Next: Evidence for Climatic Variability »
Effects of Past Global Change on Life Get This Book
×
Buy Hardback | $65.00 Buy Ebook | $49.99
MyNAP members save 10% online.
Login or Register to save!
Download Free PDF

What can we expect as global change progresses? Will there be thresholds that trigger sudden shifts in environmental conditions—or that cause catastrophic destruction of life?

Effects of Past Global Change on Life explores what earth scientists are learning about the impact of large-scale environmental changes on ancient life—and how these findings may help us resolve today's environmental controversies.

Leading authorities discuss historical climate trends and what can be learned from the mass extinctions and other critical periods about the rise and fall of plant and animal species in response to global change. The volume develops a picture of how environmental change has closed some evolutionary doors while opening others—including profound effects on the early members of the human family.

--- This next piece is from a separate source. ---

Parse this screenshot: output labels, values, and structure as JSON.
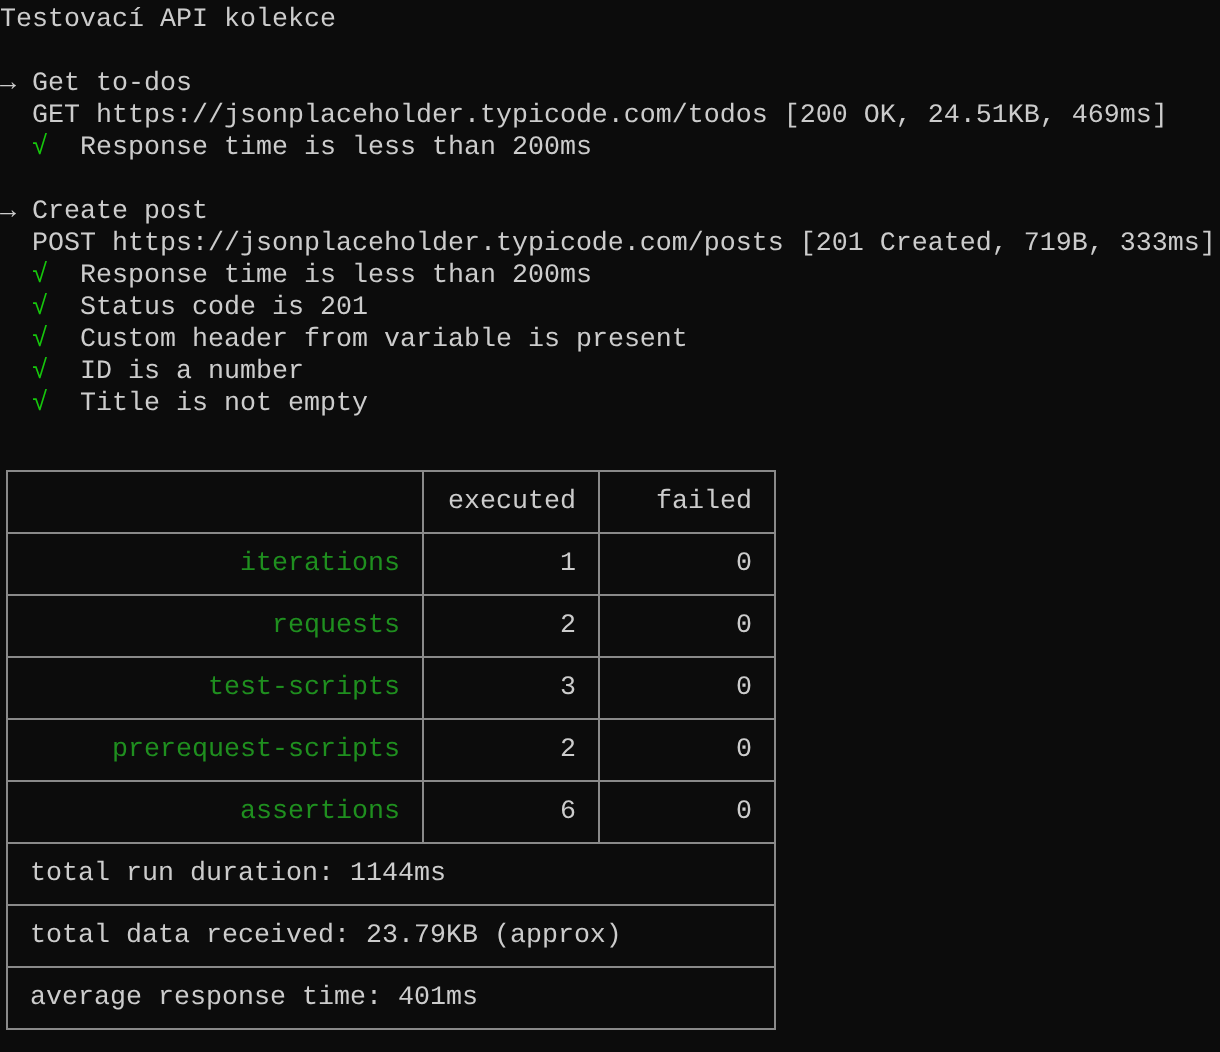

An expert panel offers specific recommendations on expanding research and improving investigative tools—and targets historical periods and geological and biological patterns with the most promise of shedding light on future developments.

This readable and informative book will be of special interest to professionals in the earth sciences and the environmental community as well as concerned policymakers.

  1. ×

    Welcome to OpenBook!

    You're looking at OpenBook, NAP.edu's online reading room since 1999. Based on feedback from you, our users, we've made some improvements that make it easier than ever to read thousands of publications on our website.

    Do you want to take a quick tour of the OpenBook's features?

    No Thanks Take a Tour »
  2. ×

    Show this book's table of contents, where you can jump to any chapter by name.

    « Back Next »
  3. ×

    ...or use these buttons to go back to the previous chapter or skip to the next one.

    « Back Next »
  4. ×

    Jump up to the previous page or down to the next one. Also, you can type in a page number and press Enter to go directly to that page in the book.

    « Back Next »
  5. ×

    To search the entire text of this book, type in your search term here and press Enter.

    « Back Next »
  6. ×

    Share a link to this book page on your preferred social network or via email.

    « Back Next »
  7. ×

    View our suggested citation for this chapter.

    « Back Next »
  8. ×

    Ready to take your reading offline? Click here to buy this book in print or download it as a free PDF, if available.

    « Back Next »
Stay Connected!